◆ Instructions to follow:
Go through the records below line by line, counting those that contain the word "pracownik"; answer with the count only.

##### Dataset excerpts #####

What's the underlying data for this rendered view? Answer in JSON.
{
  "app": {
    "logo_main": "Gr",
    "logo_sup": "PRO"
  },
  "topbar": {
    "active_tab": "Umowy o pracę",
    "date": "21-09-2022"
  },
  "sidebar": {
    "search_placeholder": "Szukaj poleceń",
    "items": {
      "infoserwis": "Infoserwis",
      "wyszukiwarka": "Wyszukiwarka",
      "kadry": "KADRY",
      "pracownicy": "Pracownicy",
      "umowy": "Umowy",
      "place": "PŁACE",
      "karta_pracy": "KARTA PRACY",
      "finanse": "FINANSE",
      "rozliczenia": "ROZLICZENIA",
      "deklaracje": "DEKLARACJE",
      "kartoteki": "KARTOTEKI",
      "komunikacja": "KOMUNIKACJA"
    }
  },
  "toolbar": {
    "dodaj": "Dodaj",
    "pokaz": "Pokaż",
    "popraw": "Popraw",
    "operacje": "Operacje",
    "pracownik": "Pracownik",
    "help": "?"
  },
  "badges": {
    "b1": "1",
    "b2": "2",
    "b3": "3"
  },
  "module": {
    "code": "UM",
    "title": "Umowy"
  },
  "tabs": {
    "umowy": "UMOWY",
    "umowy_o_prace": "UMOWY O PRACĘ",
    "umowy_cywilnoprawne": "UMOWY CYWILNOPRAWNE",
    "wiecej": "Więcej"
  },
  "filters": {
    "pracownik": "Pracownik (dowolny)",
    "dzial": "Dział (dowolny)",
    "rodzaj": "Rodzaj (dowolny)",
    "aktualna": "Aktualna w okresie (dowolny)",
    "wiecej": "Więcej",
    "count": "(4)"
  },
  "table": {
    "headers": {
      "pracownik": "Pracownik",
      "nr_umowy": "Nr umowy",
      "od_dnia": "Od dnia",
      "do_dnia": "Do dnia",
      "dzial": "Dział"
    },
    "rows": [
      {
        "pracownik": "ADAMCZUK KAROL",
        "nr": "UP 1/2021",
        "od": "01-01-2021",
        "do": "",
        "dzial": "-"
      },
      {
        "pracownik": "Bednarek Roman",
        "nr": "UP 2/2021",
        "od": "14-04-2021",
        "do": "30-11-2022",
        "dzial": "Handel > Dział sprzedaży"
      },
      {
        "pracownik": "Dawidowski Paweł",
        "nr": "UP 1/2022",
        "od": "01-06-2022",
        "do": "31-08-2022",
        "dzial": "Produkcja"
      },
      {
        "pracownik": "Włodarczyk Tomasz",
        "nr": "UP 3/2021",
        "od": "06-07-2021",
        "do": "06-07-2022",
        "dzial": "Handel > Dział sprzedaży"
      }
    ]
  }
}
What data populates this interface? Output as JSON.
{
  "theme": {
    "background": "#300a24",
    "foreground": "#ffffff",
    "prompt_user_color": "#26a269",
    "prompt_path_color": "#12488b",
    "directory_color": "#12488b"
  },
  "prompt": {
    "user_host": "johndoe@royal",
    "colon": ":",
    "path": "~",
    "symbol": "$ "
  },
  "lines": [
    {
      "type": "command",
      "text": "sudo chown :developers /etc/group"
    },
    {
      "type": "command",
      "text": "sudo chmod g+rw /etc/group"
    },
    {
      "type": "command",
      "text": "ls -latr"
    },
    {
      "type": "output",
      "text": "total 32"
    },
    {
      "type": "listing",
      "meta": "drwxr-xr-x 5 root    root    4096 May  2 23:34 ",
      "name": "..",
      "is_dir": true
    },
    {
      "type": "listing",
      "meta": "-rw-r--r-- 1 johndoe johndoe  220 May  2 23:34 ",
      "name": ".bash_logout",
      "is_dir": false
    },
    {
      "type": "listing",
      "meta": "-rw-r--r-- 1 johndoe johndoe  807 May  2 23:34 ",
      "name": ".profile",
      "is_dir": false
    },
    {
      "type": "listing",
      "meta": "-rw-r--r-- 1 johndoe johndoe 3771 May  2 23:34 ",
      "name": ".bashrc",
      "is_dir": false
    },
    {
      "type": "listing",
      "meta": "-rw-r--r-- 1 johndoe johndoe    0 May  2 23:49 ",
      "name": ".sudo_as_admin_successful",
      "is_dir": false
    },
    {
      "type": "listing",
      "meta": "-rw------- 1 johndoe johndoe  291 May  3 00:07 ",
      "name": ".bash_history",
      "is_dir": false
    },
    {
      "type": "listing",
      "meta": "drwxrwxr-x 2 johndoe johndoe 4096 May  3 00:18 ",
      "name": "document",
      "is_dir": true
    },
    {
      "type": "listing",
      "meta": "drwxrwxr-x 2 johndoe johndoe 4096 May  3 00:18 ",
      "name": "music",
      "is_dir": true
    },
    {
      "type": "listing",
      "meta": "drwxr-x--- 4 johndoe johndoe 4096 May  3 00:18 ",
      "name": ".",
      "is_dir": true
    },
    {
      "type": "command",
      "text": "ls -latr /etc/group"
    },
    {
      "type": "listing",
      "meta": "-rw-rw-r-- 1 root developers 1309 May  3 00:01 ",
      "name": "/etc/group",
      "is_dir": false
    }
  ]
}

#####

◆ Response to the task:
7